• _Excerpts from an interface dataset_
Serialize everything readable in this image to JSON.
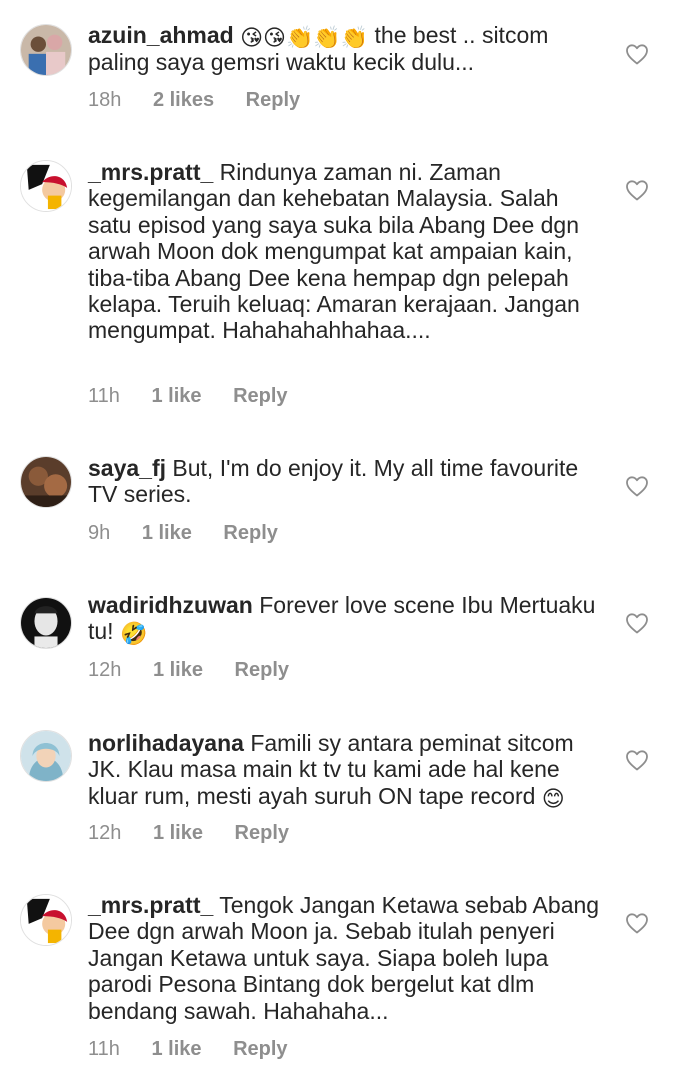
{
  "comments": [
    {
      "username": "azuin_ahmad",
      "emojis": "😘😘👏👏👏",
      "text": "the best .. sitcom paling saya gemsri waktu kecik dulu...",
      "time": "18h",
      "likes": "2 likes",
      "reply": "Reply"
    },
    {
      "username": "_mrs.pratt_",
      "text": "Rindunya zaman ni. Zaman kegemilangan dan kehebatan Malaysia. Salah satu episod yang saya suka bila Abang Dee dgn arwah Moon dok mengumpat kat ampaian kain, tiba-tiba Abang Dee kena hempap dgn pelepah kelapa. Teruih keluaq: Amaran kerajaan. Jangan mengumpat. Hahahahahhahaa....",
      "time": "11h",
      "likes": "1 like",
      "reply": "Reply"
    },
    {
      "username": "saya_fj",
      "text": "But, I'm do enjoy it. My all time favourite TV series.",
      "time": "9h",
      "likes": "1 like",
      "reply": "Reply"
    },
    {
      "username": "wadiridhzuwan",
      "text": "Forever love scene Ibu Mertuaku tu!",
      "emoji_after": "🤣",
      "time": "12h",
      "likes": "1 like",
      "reply": "Reply"
    },
    {
      "username": "norlihadayana",
      "text": "Famili sy antara peminat sitcom JK. Klau masa main kt tv tu kami ade hal kene kluar rum, mesti ayah suruh ON tape record",
      "emoji_after": "😊",
      "time": "12h",
      "likes": "1 like",
      "reply": "Reply"
    },
    {
      "username": "_mrs.pratt_",
      "text": "Tengok Jangan Ketawa sebab Abang Dee dgn arwah Moon ja. Sebab itulah penyeri Jangan Ketawa untuk saya. Siapa boleh lupa parodi Pesona Bintang dok bergelut kat dlm bendang sawah. Hahahaha...",
      "time": "11h",
      "likes": "1 like",
      "reply": "Reply"
    }
  ],
  "icons": {
    "like": "heart-outline-icon",
    "avatar": "avatar-photo"
  },
  "colors": {
    "text": "#262626",
    "meta": "#8e8e8e",
    "heart": "#8e8e8e",
    "background": "#ffffff"
  }
}
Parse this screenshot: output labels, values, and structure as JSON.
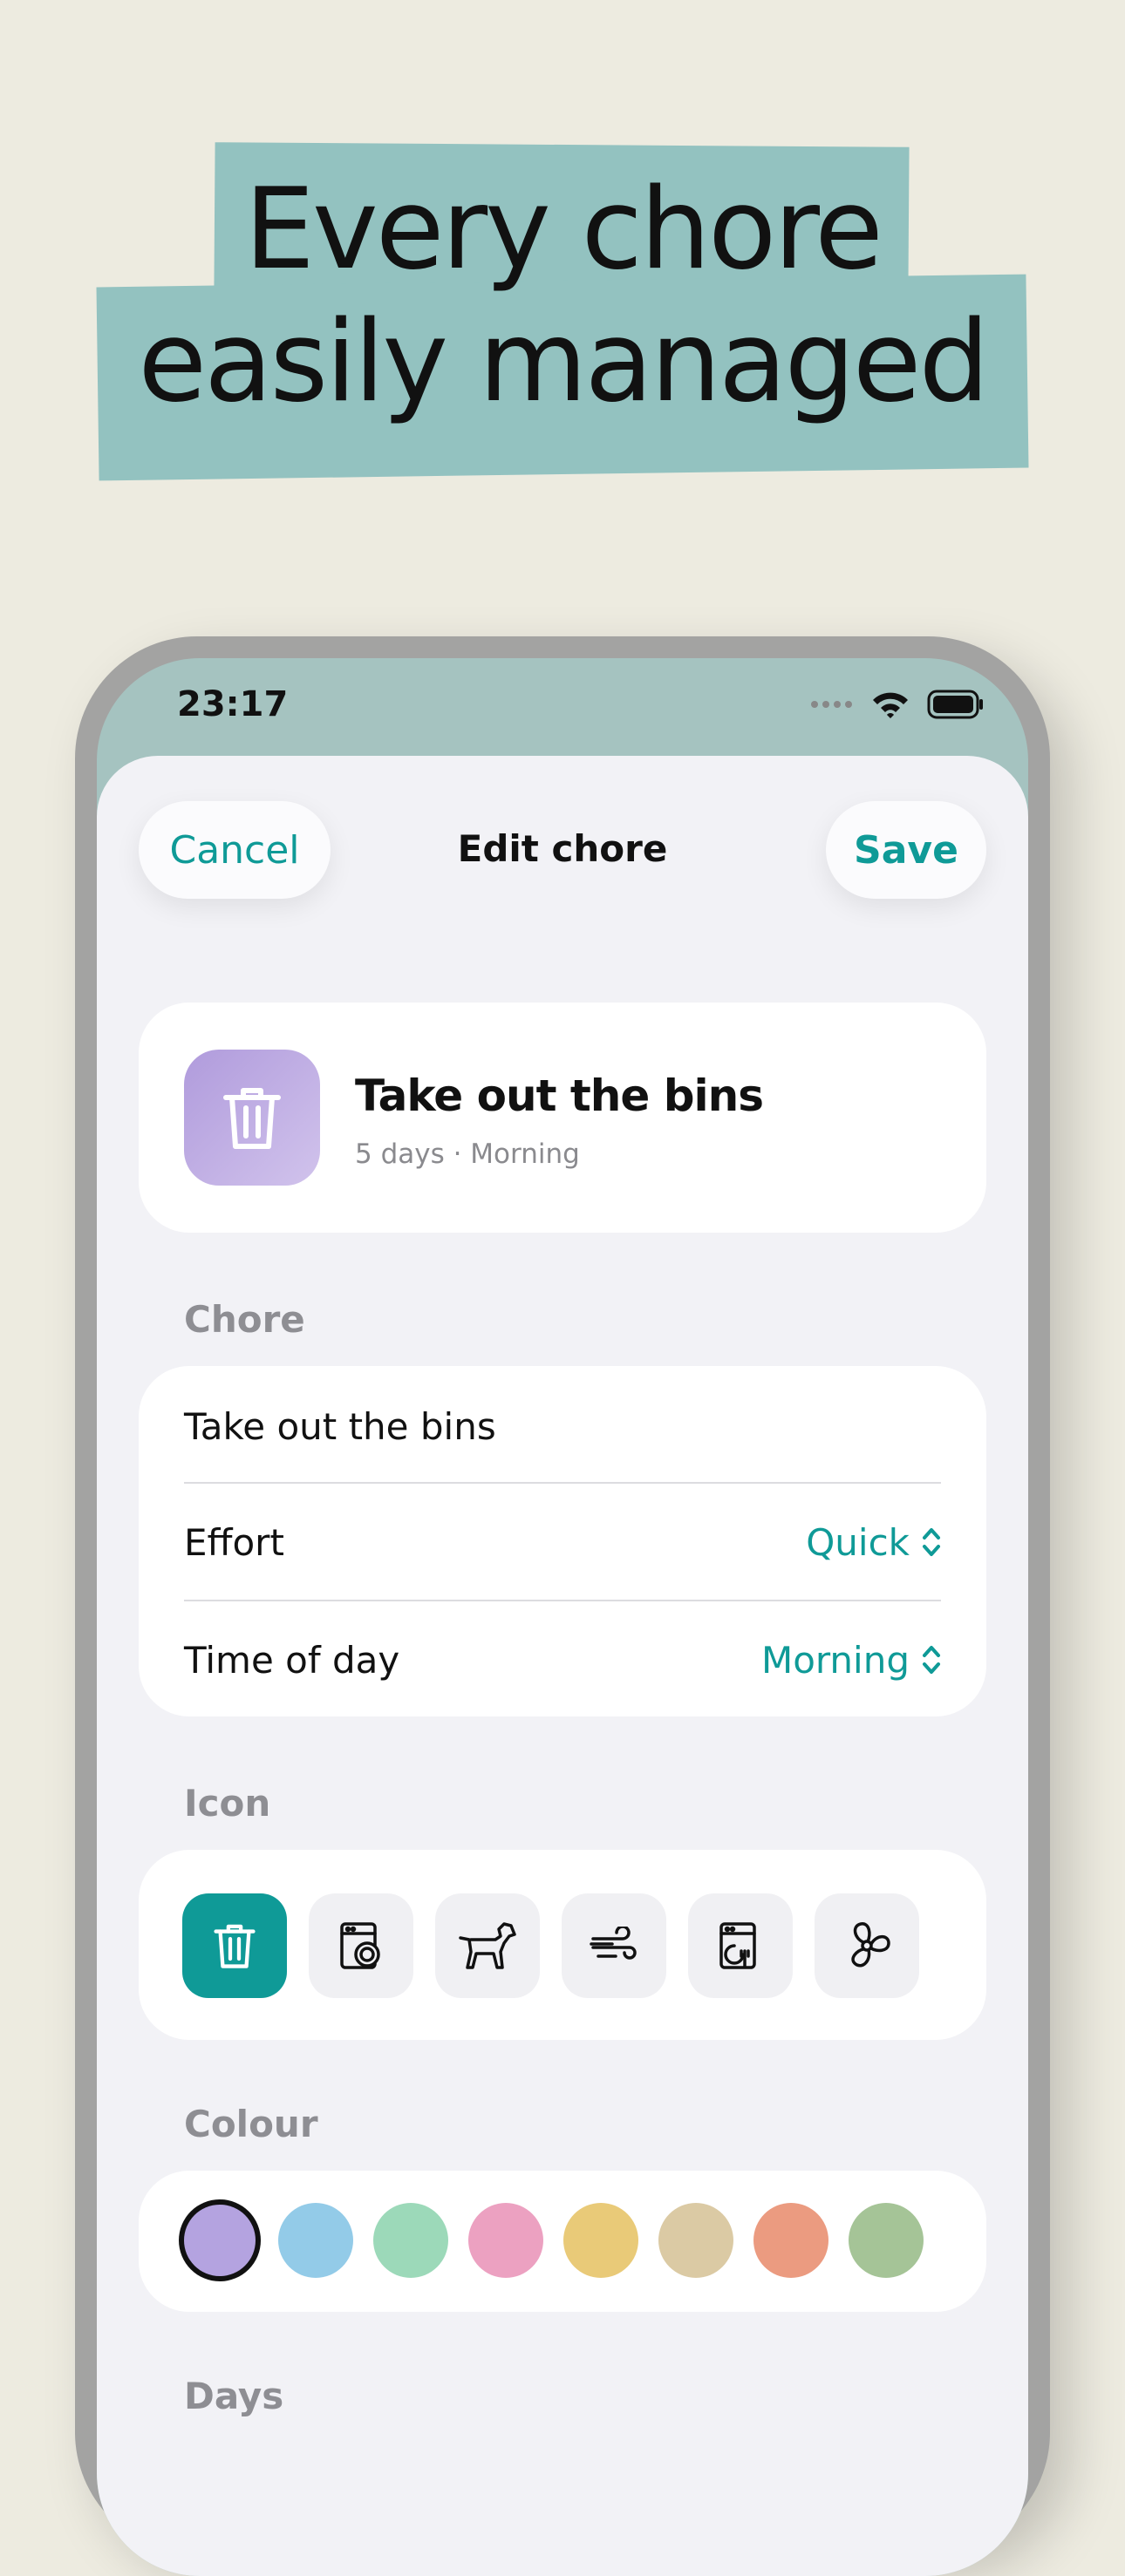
{
  "headline": {
    "line1": "Every chore",
    "line2": "easily managed"
  },
  "status_bar": {
    "time": "23:17"
  },
  "nav": {
    "cancel_label": "Cancel",
    "title": "Edit chore",
    "save_label": "Save"
  },
  "summary": {
    "icon": "trash-icon",
    "name": "Take out the bins",
    "subtitle": "5 days · Morning"
  },
  "chore_section": {
    "label": "Chore",
    "name_value": "Take out the bins",
    "effort": {
      "label": "Effort",
      "value": "Quick"
    },
    "time_of_day": {
      "label": "Time of day",
      "value": "Morning"
    }
  },
  "icon_section": {
    "label": "Icon",
    "icons": [
      "trash-icon",
      "washing-machine-icon",
      "dog-icon",
      "wind-icon",
      "dishwasher-icon",
      "fan-icon"
    ],
    "selected_index": 0
  },
  "colour_section": {
    "label": "Colour",
    "colours": [
      "#b4a3e0",
      "#93cbe8",
      "#9cd9b9",
      "#eca1c1",
      "#e9ca78",
      "#dbcaa4",
      "#eb9b80",
      "#a5c497"
    ],
    "selected_index": 0
  },
  "days_section": {
    "label": "Days"
  },
  "colors": {
    "accent": "#0f9a97",
    "band": "#93c2c0",
    "background": "#edebe0"
  }
}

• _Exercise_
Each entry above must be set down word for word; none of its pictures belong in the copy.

• _Final answer_
Serialize everything readable in this image to JSON.
{
  "comments": [
    {
      "username": "azuin_ahmad",
      "emojis": "😘😘👏👏👏",
      "text": "the best .. sitcom paling saya gemsri waktu kecik dulu...",
      "time": "18h",
      "likes": "2 likes",
      "reply": "Reply"
    },
    {
      "username": "_mrs.pratt_",
      "text": "Rindunya zaman ni. Zaman kegemilangan dan kehebatan Malaysia. Salah satu episod yang saya suka bila Abang Dee dgn arwah Moon dok mengumpat kat ampaian kain, tiba-tiba Abang Dee kena hempap dgn pelepah kelapa. Teruih keluaq: Amaran kerajaan. Jangan mengumpat. Hahahahahhahaa....",
      "time": "11h",
      "likes": "1 like",
      "reply": "Reply"
    },
    {
      "username": "saya_fj",
      "text": "But, I'm do enjoy it. My all time favourite TV series.",
      "time": "9h",
      "likes": "1 like",
      "reply": "Reply"
    },
    {
      "username": "wadiridhzuwan",
      "text": "Forever love scene Ibu Mertuaku tu!",
      "emoji_after": "🤣",
      "time": "12h",
      "likes": "1 like",
      "reply": "Reply"
    },
    {
      "username": "norlihadayana",
      "text": "Famili sy antara peminat sitcom JK. Klau masa main kt tv tu kami ade hal kene kluar rum, mesti ayah suruh ON tape record",
      "emoji_after": "😊",
      "time": "12h",
      "likes": "1 like",
      "reply": "Reply"
    },
    {
      "username": "_mrs.pratt_",
      "text": "Tengok Jangan Ketawa sebab Abang Dee dgn arwah Moon ja. Sebab itulah penyeri Jangan Ketawa untuk saya. Siapa boleh lupa parodi Pesona Bintang dok bergelut kat dlm bendang sawah. Hahahaha...",
      "time": "11h",
      "likes": "1 like",
      "reply": "Reply"
    }
  ],
  "icons": {
    "like": "heart-outline-icon",
    "avatar": "avatar-photo"
  },
  "colors": {
    "text": "#262626",
    "meta": "#8e8e8e",
    "heart": "#8e8e8e",
    "background": "#ffffff"
  }
}
Parse this screenshot: output labels, values, and structure as JSON.
{
  "headline": {
    "line1": "Every chore",
    "line2": "easily managed"
  },
  "status_bar": {
    "time": "23:17"
  },
  "nav": {
    "cancel_label": "Cancel",
    "title": "Edit chore",
    "save_label": "Save"
  },
  "summary": {
    "icon": "trash-icon",
    "name": "Take out the bins",
    "subtitle": "5 days · Morning"
  },
  "chore_section": {
    "label": "Chore",
    "name_value": "Take out the bins",
    "effort": {
      "label": "Effort",
      "value": "Quick"
    },
    "time_of_day": {
      "label": "Time of day",
      "value": "Morning"
    }
  },
  "icon_section": {
    "label": "Icon",
    "icons": [
      "trash-icon",
      "washing-machine-icon",
      "dog-icon",
      "wind-icon",
      "dishwasher-icon",
      "fan-icon"
    ],
    "selected_index": 0
  },
  "colour_section": {
    "label": "Colour",
    "colours": [
      "#b4a3e0",
      "#93cbe8",
      "#9cd9b9",
      "#eca1c1",
      "#e9ca78",
      "#dbcaa4",
      "#eb9b80",
      "#a5c497"
    ],
    "selected_index": 0
  },
  "days_section": {
    "label": "Days"
  },
  "colors": {
    "accent": "#0f9a97",
    "band": "#93c2c0",
    "background": "#edebe0"
  }
}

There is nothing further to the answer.